The answer to this peculiar conundrum may lie in the types of insects these plants are capturing. Ants are ubiquitous throughout the world. Their gregarious and exploratory nature has provided ample selection pressures for much of the plant kingdom. They are particularly well known for their military-esque raiding parties. It is this behavior that researchers have looked at in order to explain the intermittent effectiveness of Nepenthes pitchers. 

A recent study that looked at Nepenthes rafflesiana found that ants made up 65% of the prey captured, especially on pitchers produced up in the canopy. What's more, younger pitchers produced closer to the ground were found to be much more slippery (containing more waxy cells) than those produced farther up on the plant. When the pitchers of this species were kept wet, prey capture consisted mostly of individual insects such as flies. However, when allowed to dry between wettings, the researchers found that prey capture, specifically ants, increased dramatically. How is this possible?

It all goes back to the way in which ants forage. A colony sends out scouts in all directions. Once a scout finds food, it lays down a pheromone trail that other ants will follow. It is believed that this is the very behavior that Nepenthes are relying on. The traps produce nectar as a lure for their insect prey. As the traps dry up, the nectar becomes concentrated. Ants find this sugary treat irresistible. However, if the pitcher were to be slippery at all times, it is likely that most ant scouts would be killed before they could ever report back to the colony. By reducing the slippery waxes, especially around the rim of the trap, the Nepenthes are giving the ants a chance to "spread the news" about this new food source. Because these plants grow in tropical regions, humidity and precipitation can fluctuate wildly throughout a 24 hour period. If the scouting party returns at a time in which the pitchers are wet then the plant stands to capture far more ants than it did if it had only caught the scout. 

This is what is referred to as batch capture. The plants may be hedging their bets towards occasional higher nutrient input than constant low input. This is bolstered by the differences between pitchers produced at different points on the plant. Lower pitchers, especially on younger plants are far more waxy and thus are constantly slippery. This allows constant prey capture to fuel rapid growth into the canopy. Upper pitchers on older individuals want to maximize their yields via this batch capture method and therefore produce fewer waxy cells, relying on a humid climate to do the work for them. It is likely that this is a form of tradeoff which benefits different life cycle stages for the plant. 

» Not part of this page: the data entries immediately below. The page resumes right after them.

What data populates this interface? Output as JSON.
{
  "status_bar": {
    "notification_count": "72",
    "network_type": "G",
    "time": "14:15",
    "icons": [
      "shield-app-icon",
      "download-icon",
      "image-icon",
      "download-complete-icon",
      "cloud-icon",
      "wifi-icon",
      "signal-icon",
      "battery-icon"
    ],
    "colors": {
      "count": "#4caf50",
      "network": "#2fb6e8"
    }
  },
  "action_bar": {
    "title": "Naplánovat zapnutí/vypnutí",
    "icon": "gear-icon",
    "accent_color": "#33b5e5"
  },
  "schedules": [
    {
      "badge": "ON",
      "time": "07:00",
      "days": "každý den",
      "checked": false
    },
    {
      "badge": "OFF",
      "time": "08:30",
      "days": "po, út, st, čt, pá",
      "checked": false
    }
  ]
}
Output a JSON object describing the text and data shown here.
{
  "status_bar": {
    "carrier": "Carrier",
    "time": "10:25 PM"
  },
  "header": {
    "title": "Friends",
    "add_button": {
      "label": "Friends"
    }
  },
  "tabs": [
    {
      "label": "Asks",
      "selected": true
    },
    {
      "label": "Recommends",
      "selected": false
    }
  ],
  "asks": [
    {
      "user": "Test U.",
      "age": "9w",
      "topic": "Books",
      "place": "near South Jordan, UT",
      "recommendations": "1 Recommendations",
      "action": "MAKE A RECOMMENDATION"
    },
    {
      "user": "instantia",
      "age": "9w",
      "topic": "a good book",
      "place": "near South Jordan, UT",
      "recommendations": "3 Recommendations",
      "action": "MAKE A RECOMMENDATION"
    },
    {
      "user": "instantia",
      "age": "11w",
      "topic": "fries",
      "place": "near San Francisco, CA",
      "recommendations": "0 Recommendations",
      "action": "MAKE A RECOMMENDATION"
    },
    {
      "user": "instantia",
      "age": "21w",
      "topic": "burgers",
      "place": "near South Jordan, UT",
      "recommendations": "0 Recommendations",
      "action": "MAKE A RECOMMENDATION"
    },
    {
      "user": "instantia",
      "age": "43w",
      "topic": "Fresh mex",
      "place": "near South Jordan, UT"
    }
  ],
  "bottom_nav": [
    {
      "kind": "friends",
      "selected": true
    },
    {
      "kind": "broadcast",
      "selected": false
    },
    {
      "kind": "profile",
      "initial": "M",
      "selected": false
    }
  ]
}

Photo Credit: Andrea Schieber (http://bit.ly/1xUsGJk)

Further Reading:

http://rspb.royalsocietypublishing.org/content/282/1801/20142675